§ **Problem description**: An exact copy of every entry is needed here; the images stay out.

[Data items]
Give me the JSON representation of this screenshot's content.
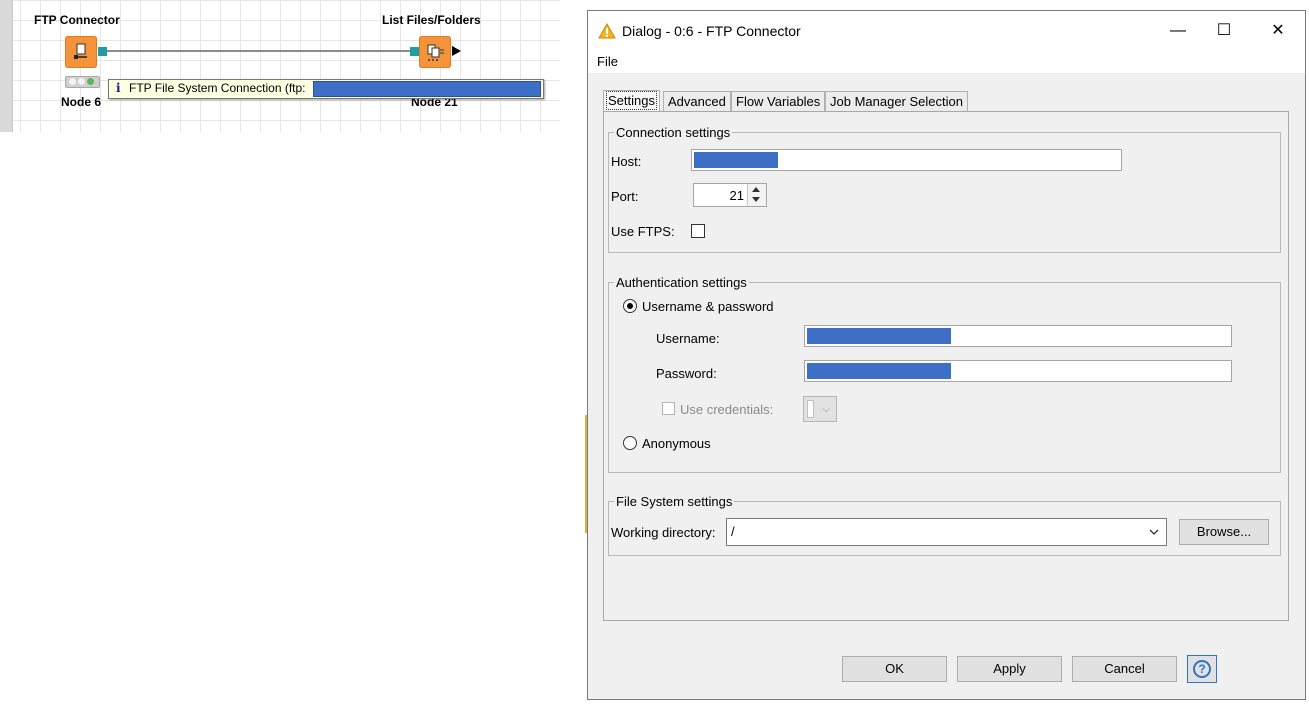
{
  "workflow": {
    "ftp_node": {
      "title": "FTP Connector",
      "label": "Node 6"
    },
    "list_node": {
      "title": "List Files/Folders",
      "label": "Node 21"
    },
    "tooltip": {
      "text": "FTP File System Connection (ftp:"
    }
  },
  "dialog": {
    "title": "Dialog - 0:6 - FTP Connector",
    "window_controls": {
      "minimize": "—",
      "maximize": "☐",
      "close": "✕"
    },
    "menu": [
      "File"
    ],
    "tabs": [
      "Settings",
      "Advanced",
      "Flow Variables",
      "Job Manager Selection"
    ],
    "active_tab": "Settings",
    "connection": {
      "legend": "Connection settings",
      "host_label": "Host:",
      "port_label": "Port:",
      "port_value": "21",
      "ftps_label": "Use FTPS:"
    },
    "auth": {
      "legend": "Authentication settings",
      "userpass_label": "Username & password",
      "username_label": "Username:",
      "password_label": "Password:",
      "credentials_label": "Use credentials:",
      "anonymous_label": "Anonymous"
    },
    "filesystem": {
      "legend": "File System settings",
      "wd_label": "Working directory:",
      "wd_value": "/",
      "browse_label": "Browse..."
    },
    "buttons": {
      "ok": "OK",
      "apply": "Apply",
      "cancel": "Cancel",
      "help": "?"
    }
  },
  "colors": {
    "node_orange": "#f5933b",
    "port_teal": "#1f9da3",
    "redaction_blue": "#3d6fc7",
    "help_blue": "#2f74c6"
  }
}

§ **Task output**:
Give me the JSON representation of this screenshot's content.
{
  "workflow": {
    "ftp_node": {
      "title": "FTP Connector",
      "label": "Node 6"
    },
    "list_node": {
      "title": "List Files/Folders",
      "label": "Node 21"
    },
    "tooltip": {
      "text": "FTP File System Connection (ftp:"
    }
  },
  "dialog": {
    "title": "Dialog - 0:6 - FTP Connector",
    "window_controls": {
      "minimize": "—",
      "maximize": "☐",
      "close": "✕"
    },
    "menu": [
      "File"
    ],
    "tabs": [
      "Settings",
      "Advanced",
      "Flow Variables",
      "Job Manager Selection"
    ],
    "active_tab": "Settings",
    "connection": {
      "legend": "Connection settings",
      "host_label": "Host:",
      "port_label": "Port:",
      "port_value": "21",
      "ftps_label": "Use FTPS:"
    },
    "auth": {
      "legend": "Authentication settings",
      "userpass_label": "Username & password",
      "username_label": "Username:",
      "password_label": "Password:",
      "credentials_label": "Use credentials:",
      "anonymous_label": "Anonymous"
    },
    "filesystem": {
      "legend": "File System settings",
      "wd_label": "Working directory:",
      "wd_value": "/",
      "browse_label": "Browse..."
    },
    "buttons": {
      "ok": "OK",
      "apply": "Apply",
      "cancel": "Cancel",
      "help": "?"
    }
  },
  "colors": {
    "node_orange": "#f5933b",
    "port_teal": "#1f9da3",
    "redaction_blue": "#3d6fc7",
    "help_blue": "#2f74c6"
  }
}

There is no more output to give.